Leave out the pictures and print the records below exactly.

•••••

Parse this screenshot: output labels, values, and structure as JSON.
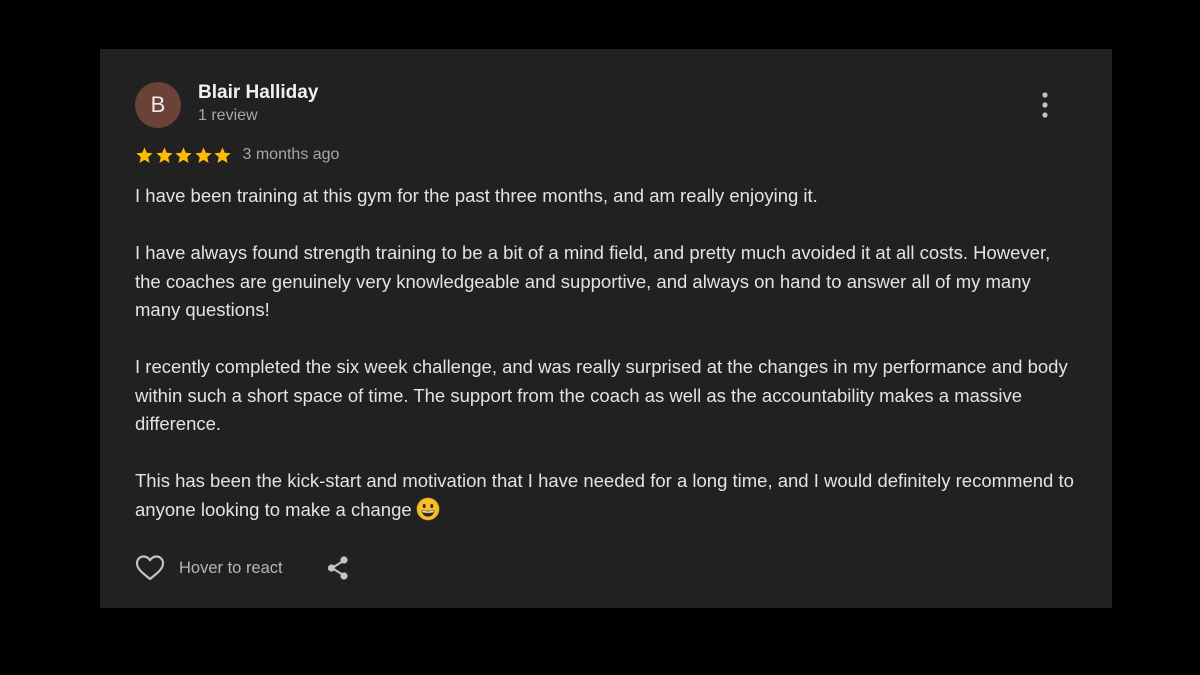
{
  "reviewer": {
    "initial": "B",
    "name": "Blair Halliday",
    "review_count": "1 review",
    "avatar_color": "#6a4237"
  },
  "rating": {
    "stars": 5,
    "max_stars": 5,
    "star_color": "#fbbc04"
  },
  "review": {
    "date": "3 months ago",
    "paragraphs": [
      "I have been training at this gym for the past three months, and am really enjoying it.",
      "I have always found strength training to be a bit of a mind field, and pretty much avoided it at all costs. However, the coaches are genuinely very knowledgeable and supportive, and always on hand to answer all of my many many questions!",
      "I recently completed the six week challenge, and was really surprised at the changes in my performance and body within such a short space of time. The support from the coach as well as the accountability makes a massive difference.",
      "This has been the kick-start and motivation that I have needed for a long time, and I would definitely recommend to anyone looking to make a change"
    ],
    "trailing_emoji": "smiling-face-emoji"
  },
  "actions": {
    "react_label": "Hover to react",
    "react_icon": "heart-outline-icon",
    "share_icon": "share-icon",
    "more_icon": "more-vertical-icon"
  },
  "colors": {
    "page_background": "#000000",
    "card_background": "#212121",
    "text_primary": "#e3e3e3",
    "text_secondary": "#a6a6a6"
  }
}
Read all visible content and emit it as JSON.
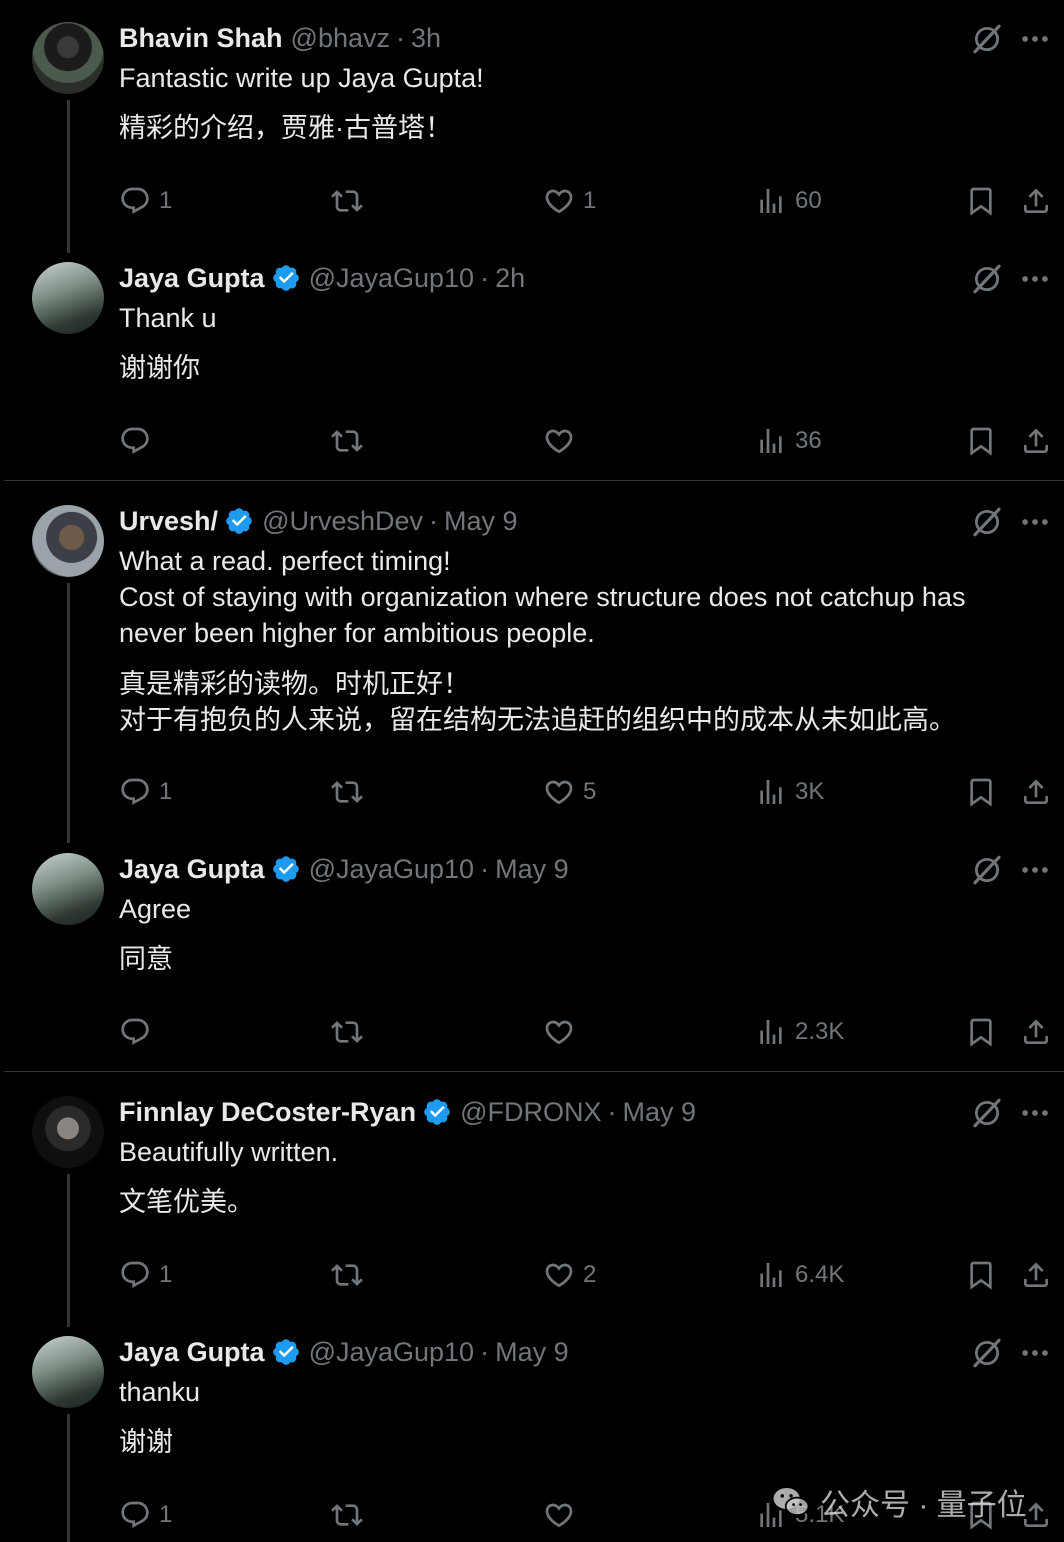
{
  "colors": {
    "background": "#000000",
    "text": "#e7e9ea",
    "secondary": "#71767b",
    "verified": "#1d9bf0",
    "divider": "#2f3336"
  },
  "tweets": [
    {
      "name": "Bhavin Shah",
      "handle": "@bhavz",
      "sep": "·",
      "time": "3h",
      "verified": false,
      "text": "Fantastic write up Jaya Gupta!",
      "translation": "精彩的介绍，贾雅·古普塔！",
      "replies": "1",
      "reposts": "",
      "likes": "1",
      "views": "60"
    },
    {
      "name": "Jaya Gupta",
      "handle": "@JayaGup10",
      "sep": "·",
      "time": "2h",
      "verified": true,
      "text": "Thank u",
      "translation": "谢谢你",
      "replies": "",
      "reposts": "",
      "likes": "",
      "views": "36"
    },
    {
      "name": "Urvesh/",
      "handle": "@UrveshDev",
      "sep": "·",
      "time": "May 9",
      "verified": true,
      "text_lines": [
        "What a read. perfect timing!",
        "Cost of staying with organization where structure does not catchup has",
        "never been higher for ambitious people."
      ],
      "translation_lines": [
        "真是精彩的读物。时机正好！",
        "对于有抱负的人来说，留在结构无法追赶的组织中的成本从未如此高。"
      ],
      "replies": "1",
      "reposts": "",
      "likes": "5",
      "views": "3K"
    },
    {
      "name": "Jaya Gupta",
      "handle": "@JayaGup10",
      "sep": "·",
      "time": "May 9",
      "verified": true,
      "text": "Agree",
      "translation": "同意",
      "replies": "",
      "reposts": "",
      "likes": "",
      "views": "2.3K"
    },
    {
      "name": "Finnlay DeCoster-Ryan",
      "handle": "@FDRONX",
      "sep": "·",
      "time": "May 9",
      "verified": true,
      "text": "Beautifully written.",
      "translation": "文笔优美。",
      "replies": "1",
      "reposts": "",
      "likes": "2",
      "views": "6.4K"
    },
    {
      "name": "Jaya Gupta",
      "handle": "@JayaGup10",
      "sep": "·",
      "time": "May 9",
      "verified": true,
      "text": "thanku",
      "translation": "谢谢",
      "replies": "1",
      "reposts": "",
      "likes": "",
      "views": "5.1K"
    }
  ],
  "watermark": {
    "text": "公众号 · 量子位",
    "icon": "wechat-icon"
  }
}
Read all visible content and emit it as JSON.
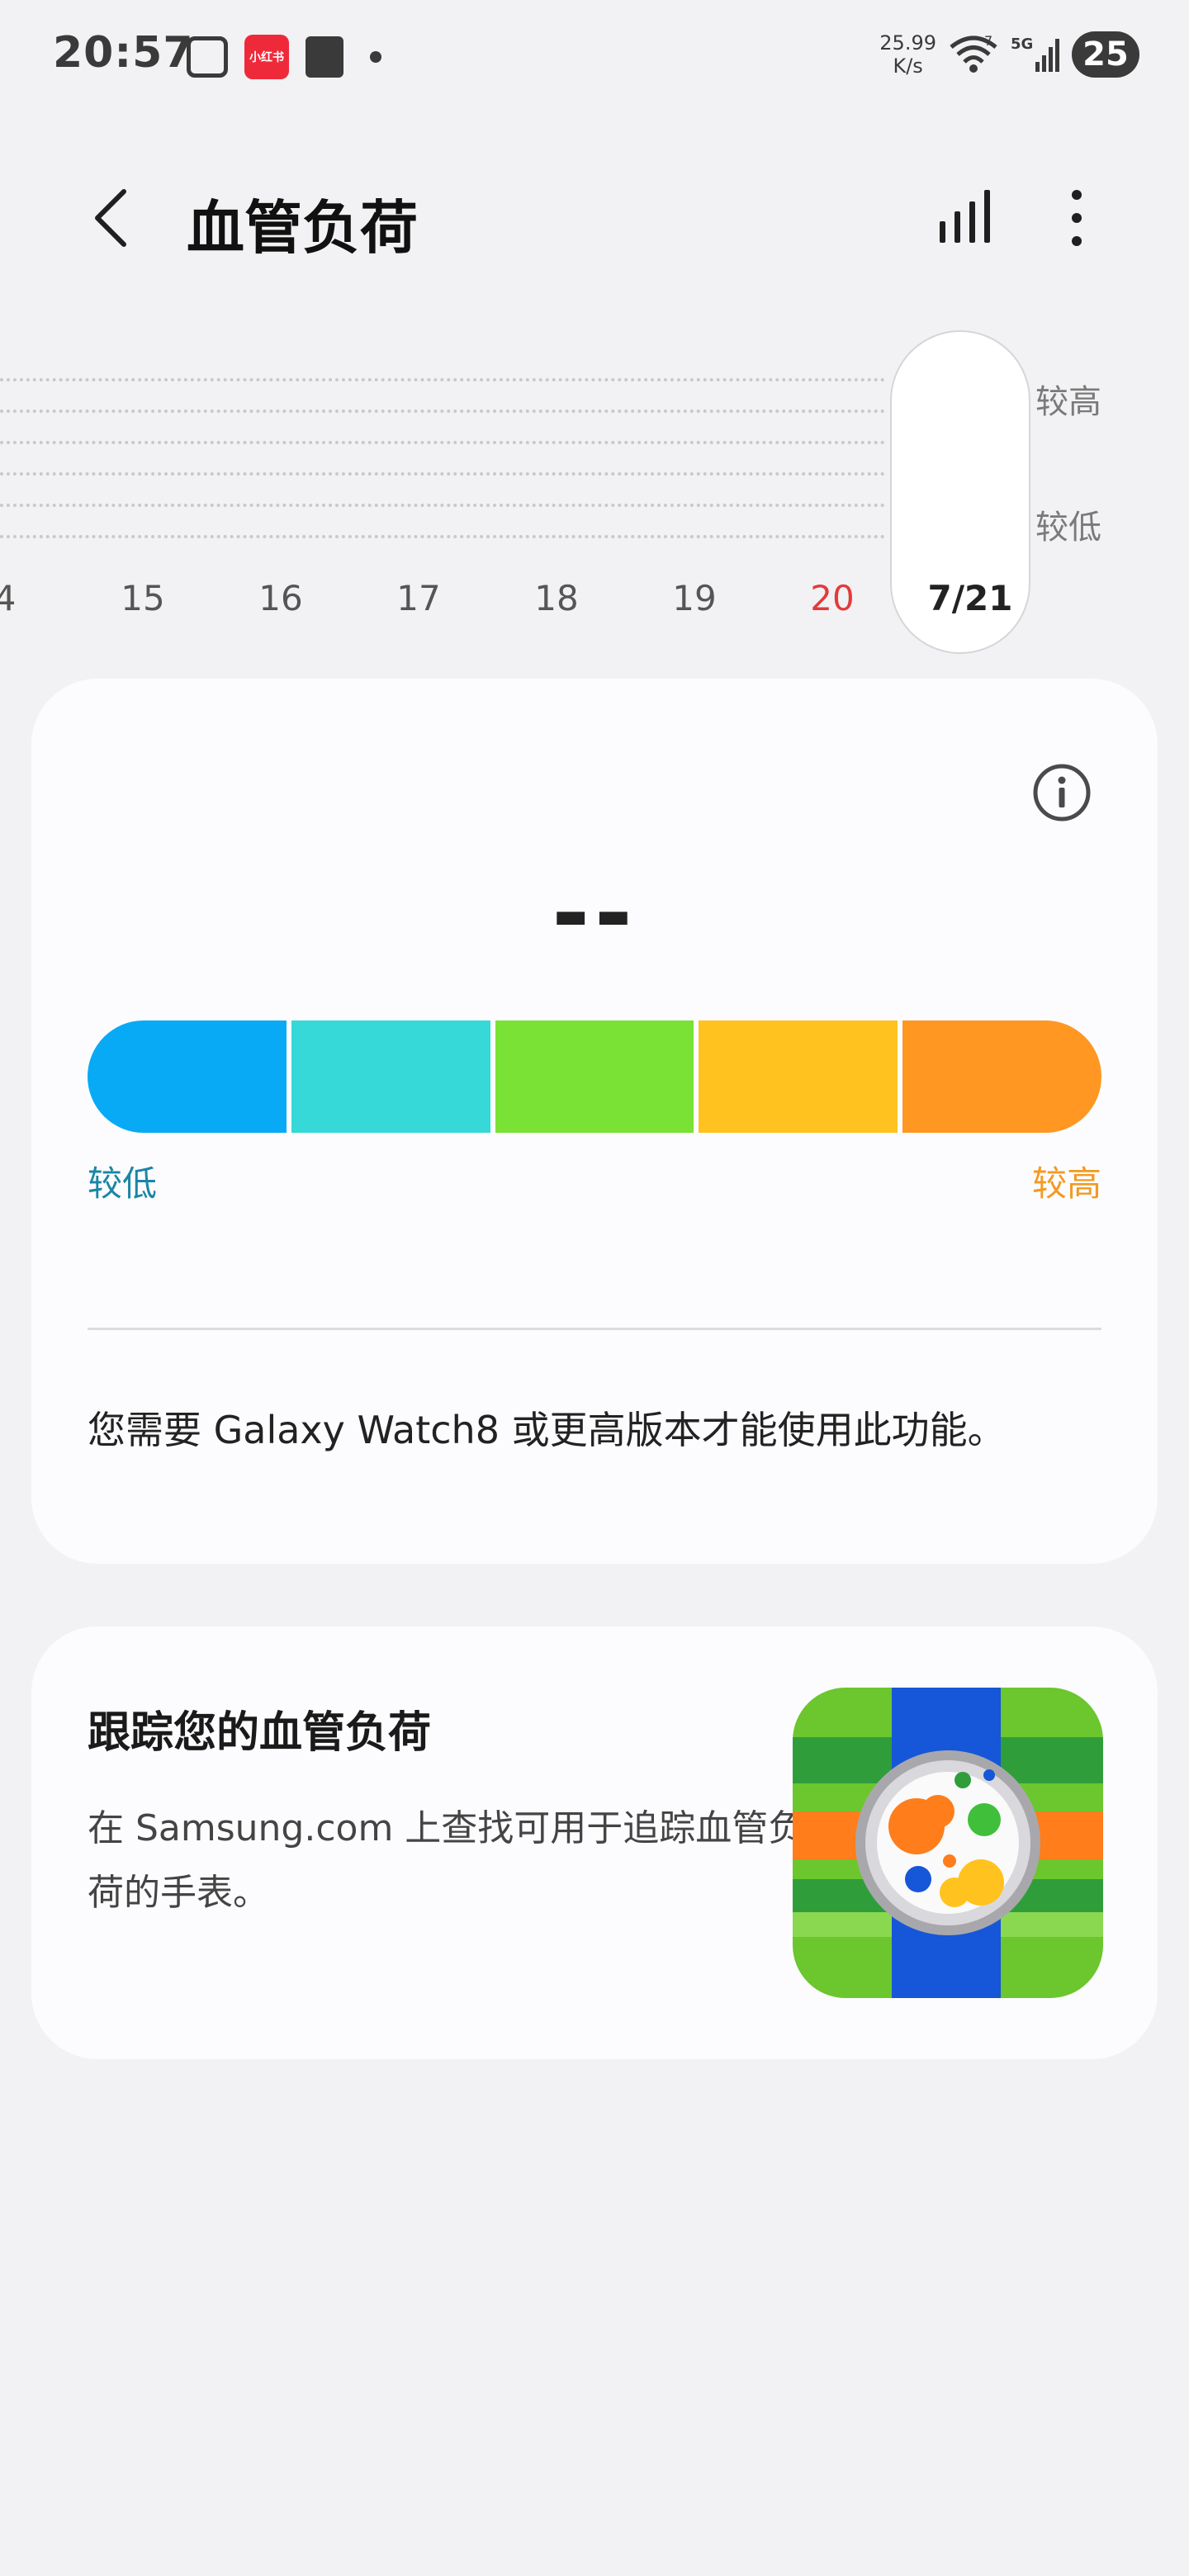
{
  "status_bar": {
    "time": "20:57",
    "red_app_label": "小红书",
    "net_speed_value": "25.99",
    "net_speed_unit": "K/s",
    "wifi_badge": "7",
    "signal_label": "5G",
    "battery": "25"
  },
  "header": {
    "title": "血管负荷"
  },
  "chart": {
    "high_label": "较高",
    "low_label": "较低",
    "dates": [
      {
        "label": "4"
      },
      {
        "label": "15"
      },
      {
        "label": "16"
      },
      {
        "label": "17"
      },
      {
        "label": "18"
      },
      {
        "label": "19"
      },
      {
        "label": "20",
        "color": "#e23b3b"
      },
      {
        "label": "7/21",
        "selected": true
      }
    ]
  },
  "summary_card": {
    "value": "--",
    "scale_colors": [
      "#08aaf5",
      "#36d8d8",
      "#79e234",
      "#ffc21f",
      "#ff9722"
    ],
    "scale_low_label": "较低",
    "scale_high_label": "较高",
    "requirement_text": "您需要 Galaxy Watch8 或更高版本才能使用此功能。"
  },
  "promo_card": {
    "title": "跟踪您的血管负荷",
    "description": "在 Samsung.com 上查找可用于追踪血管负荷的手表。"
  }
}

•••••

EXERCISE OUTPUT:
Parse this screenshot: output labels, values, and structure as JSON.
{
  "reviewer": {
    "initial": "B",
    "name": "Blair Halliday",
    "review_count": "1 review",
    "avatar_color": "#6a4237"
  },
  "rating": {
    "stars": 5,
    "max_stars": 5,
    "star_color": "#fbbc04"
  },
  "review": {
    "date": "3 months ago",
    "paragraphs": [
      "I have been training at this gym for the past three months, and am really enjoying it.",
      "I have always found strength training to be a bit of a mind field, and pretty much avoided it at all costs. However, the coaches are genuinely very knowledgeable and supportive, and always on hand to answer all of my many many questions!",
      "I recently completed the six week challenge, and was really surprised at the changes in my performance and body within such a short space of time. The support from the coach as well as the accountability makes a massive difference.",
      "This has been the kick-start and motivation that I have needed for a long time, and I would definitely recommend to anyone looking to make a change"
    ],
    "trailing_emoji": "smiling-face-emoji"
  },
  "actions": {
    "react_label": "Hover to react",
    "react_icon": "heart-outline-icon",
    "share_icon": "share-icon",
    "more_icon": "more-vertical-icon"
  },
  "colors": {
    "page_background": "#000000",
    "card_background": "#212121",
    "text_primary": "#e3e3e3",
    "text_secondary": "#a6a6a6"
  }
}
Read all visible content and emit it as JSON.
{
  "colors": {
    "background": "#000000",
    "text": "#e7e9ea",
    "secondary": "#71767b",
    "verified": "#1d9bf0",
    "divider": "#2f3336"
  },
  "tweets": [
    {
      "name": "Bhavin Shah",
      "handle": "@bhavz",
      "sep": "·",
      "time": "3h",
      "verified": false,
      "text": "Fantastic write up Jaya Gupta!",
      "translation": "精彩的介绍，贾雅·古普塔！",
      "replies": "1",
      "reposts": "",
      "likes": "1",
      "views": "60"
    },
    {
      "name": "Jaya Gupta",
      "handle": "@JayaGup10",
      "sep": "·",
      "time": "2h",
      "verified": true,
      "text": "Thank u",
      "translation": "谢谢你",
      "replies": "",
      "reposts": "",
      "likes": "",
      "views": "36"
    },
    {
      "name": "Urvesh/",
      "handle": "@UrveshDev",
      "sep": "·",
      "time": "May 9",
      "verified": true,
      "text_lines": [
        "What a read. perfect timing!",
        "Cost of staying with organization where structure does not catchup has",
        "never been higher for ambitious people."
      ],
      "translation_lines": [
        "真是精彩的读物。时机正好！",
        "对于有抱负的人来说，留在结构无法追赶的组织中的成本从未如此高。"
      ],
      "replies": "1",
      "reposts": "",
      "likes": "5",
      "views": "3K"
    },
    {
      "name": "Jaya Gupta",
      "handle": "@JayaGup10",
      "sep": "·",
      "time": "May 9",
      "verified": true,
      "text": "Agree",
      "translation": "同意",
      "replies": "",
      "reposts": "",
      "likes": "",
      "views": "2.3K"
    },
    {
      "name": "Finnlay DeCoster-Ryan",
      "handle": "@FDRONX",
      "sep": "·",
      "time": "May 9",
      "verified": true,
      "text": "Beautifully written.",
      "translation": "文笔优美。",
      "replies": "1",
      "reposts": "",
      "likes": "2",
      "views": "6.4K"
    },
    {
      "name": "Jaya Gupta",
      "handle": "@JayaGup10",
      "sep": "·",
      "time": "May 9",
      "verified": true,
      "text": "thanku",
      "translation": "谢谢",
      "replies": "1",
      "reposts": "",
      "likes": "",
      "views": "5.1K"
    }
  ],
  "watermark": {
    "text": "公众号 · 量子位",
    "icon": "wechat-icon"
  }
}
Read all visible content and emit it as JSON.
{
  "status_bar": {
    "time": "20:57",
    "red_app_label": "小红书",
    "net_speed_value": "25.99",
    "net_speed_unit": "K/s",
    "wifi_badge": "7",
    "signal_label": "5G",
    "battery": "25"
  },
  "header": {
    "title": "血管负荷"
  },
  "chart": {
    "high_label": "较高",
    "low_label": "较低",
    "dates": [
      {
        "label": "4"
      },
      {
        "label": "15"
      },
      {
        "label": "16"
      },
      {
        "label": "17"
      },
      {
        "label": "18"
      },
      {
        "label": "19"
      },
      {
        "label": "20",
        "color": "#e23b3b"
      },
      {
        "label": "7/21",
        "selected": true
      }
    ]
  },
  "summary_card": {
    "value": "--",
    "scale_colors": [
      "#08aaf5",
      "#36d8d8",
      "#79e234",
      "#ffc21f",
      "#ff9722"
    ],
    "scale_low_label": "较低",
    "scale_high_label": "较高",
    "requirement_text": "您需要 Galaxy Watch8 或更高版本才能使用此功能。"
  },
  "promo_card": {
    "title": "跟踪您的血管负荷",
    "description": "在 Samsung.com 上查找可用于追踪血管负荷的手表。"
  }
}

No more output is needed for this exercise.